I think one thing (of many) that stands out to me from Arminius’ view of predestination is how he explicitly ties it into creation. This is different from the way that us Evangelical Calvinists articulate this. We believe that Pre-destination finds its primary referent in the life of God, in particular, in God’s elected life for us in Jesus Christ; and we see, as corollary of this, election as Pre-destination’s outworking in and through the history of redemption. Arminius’ view falls prey to collapsing God’s life into the creation in a way that ultimately presents a fissure between the Father and the Son. When the Son becomes flesh (incarnate), he begins to play out the purposes that Arminius believes are for a humanity that is abstracted out from the life of God; once Jesus enters into this situation (of predestination), he simply becomes (adopts) a humanity (like ours) that is given shape by this decree of election/reprobation. And which ultimately has nothing to do with God’s Self-determinate life. Jesus becomes a creature, and subordinated from God’s life as the means or instrument through which God saves the elect; but He ceases to have a necessary bearing on the shape of God’s life.

Once Saved-Always Saved . . . "My Choice Theology"

. . . I’ve heard this phraseology twice this last week.
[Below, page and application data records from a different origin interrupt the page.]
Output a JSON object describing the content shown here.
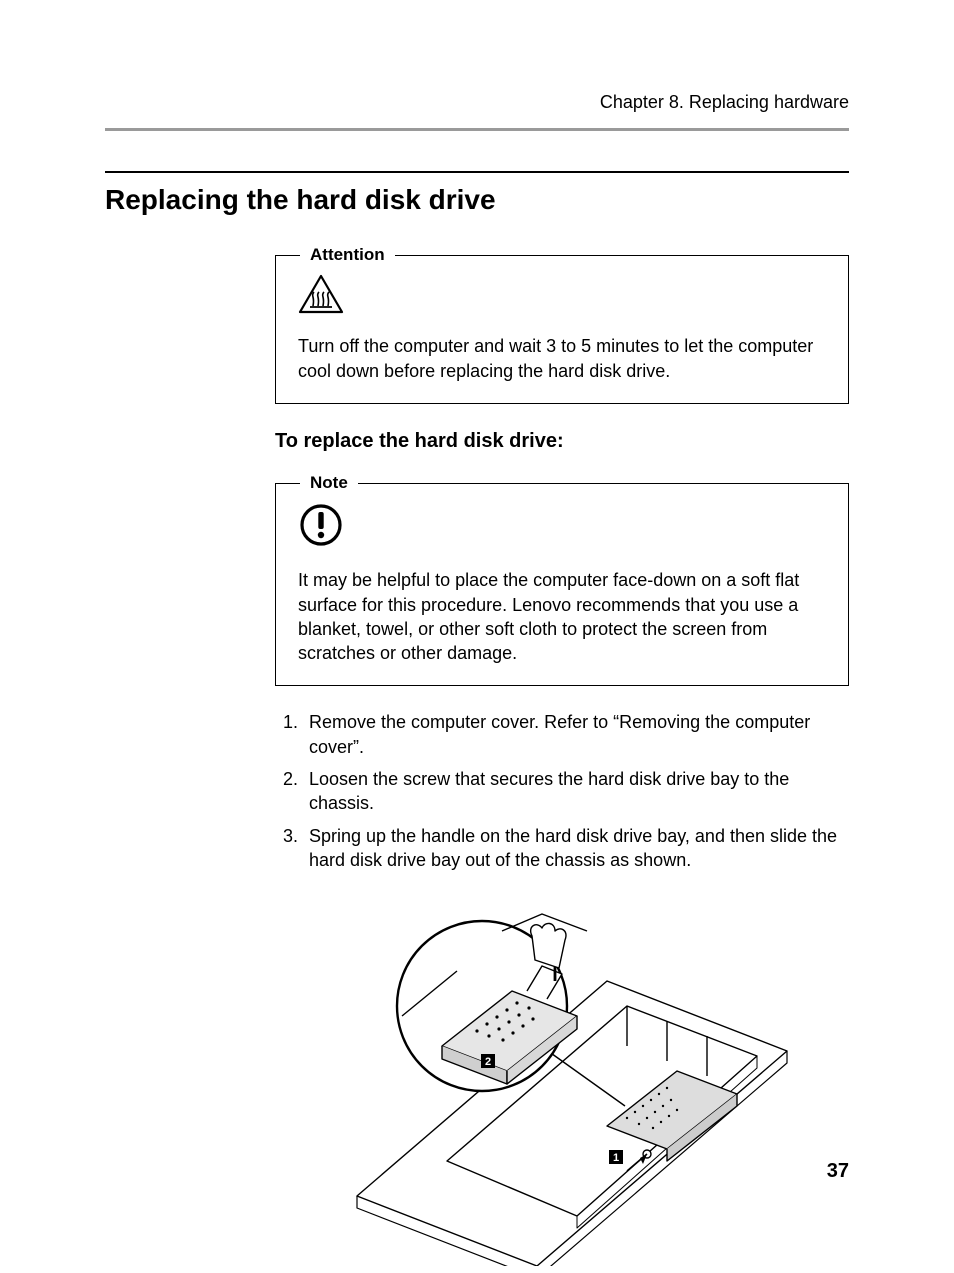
{
  "header": {
    "running": "Chapter 8. Replacing hardware"
  },
  "section": {
    "title": "Replacing the hard disk drive"
  },
  "attention_box": {
    "legend": "Attention",
    "icon": "heat-warning-icon",
    "text": "Turn off the computer and wait 3 to 5 minutes to let the computer cool down before replacing the hard disk drive."
  },
  "subheading": "To replace the hard disk drive:",
  "note_box": {
    "legend": "Note",
    "icon": "exclamation-icon",
    "text": "It may be helpful to place the computer face-down on a soft flat surface for this procedure. Lenovo recommends that you use a blanket, towel, or other soft cloth to protect the screen from scratches or other damage."
  },
  "steps": [
    "Remove the computer cover. Refer to “Removing the computer cover”.",
    "Loosen the screw that secures the hard disk drive bay to the chassis.",
    "Spring up the handle on the hard disk drive bay, and then slide the hard disk drive bay out of the chassis as shown."
  ],
  "figure": {
    "callouts": [
      "1",
      "2"
    ]
  },
  "page_number": "37"
}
Once from a blogger in a comment meta — saying that he does not believe in it, and further, believes that it is a damaging teaching for the body of Christ at large — and then second in conversation (just yesterday) with a brother in Christ who informed me of something he heard from a prominent voice in American Christendom, who said the same thing as this blogger I just mentioned. Both of them had the same rationale; viz. they believe that belief in once saved-always saved provides the possibility for lax moral living by Christians (anti-nomianism), and that these Christians will potentially try to use this concept as a license to live in sinful lifestyles (or see salvation as fire-insurance and a license to sin). Let me highlight why, for a variety of reasons, this is wrong thinking (seriously flawed); from both parties.

  1. The first problem with this kind of reasoning, just at a logical level, is that its premise argues from the consequences (which is a formal fallacy of logic); and thus it is a non-starter (this is all I would really need to say in order to provide a “defeater” for this kind of argument).
  2. It is theologically un-tenable: If God’s life in Christ is salvation; then the concept of once saved-always saved never gets off the ground since it presupposes that salvation is centered in “me” (and thus “I” can lose it) and not Christ.
  3. It presupposes that the Arminian paradigm of conditional election is the only Biblical alternative to understanding God’s role in the provision of salvation.
  4. It ignores passages of Scripture that make it clear that we are born again of an imperishable seed (cf. I Pet. 1.23; II Jn. 2; etc.)
  5. It bottoms out in a works righteousness salvation that I must procure by maintaining a certain indeterminate level of good works.
  6. And there are more problems . . .

I just wanted to quickly address this; these are some of the issues and problems with this kind of thinking. If salvation hinges on “my choice,” then God is at my behest; and “my choice” takes precedence and shapes His choice — thus by implication, the creation (me) shapes who God is in salvation; or in other words, shapes His life. He is now held captive by me, and is no longer sovereign, free-self determinate God; because “my choice” theology determines how he must act, and thus he is determined to be who He is by me . . . yikes!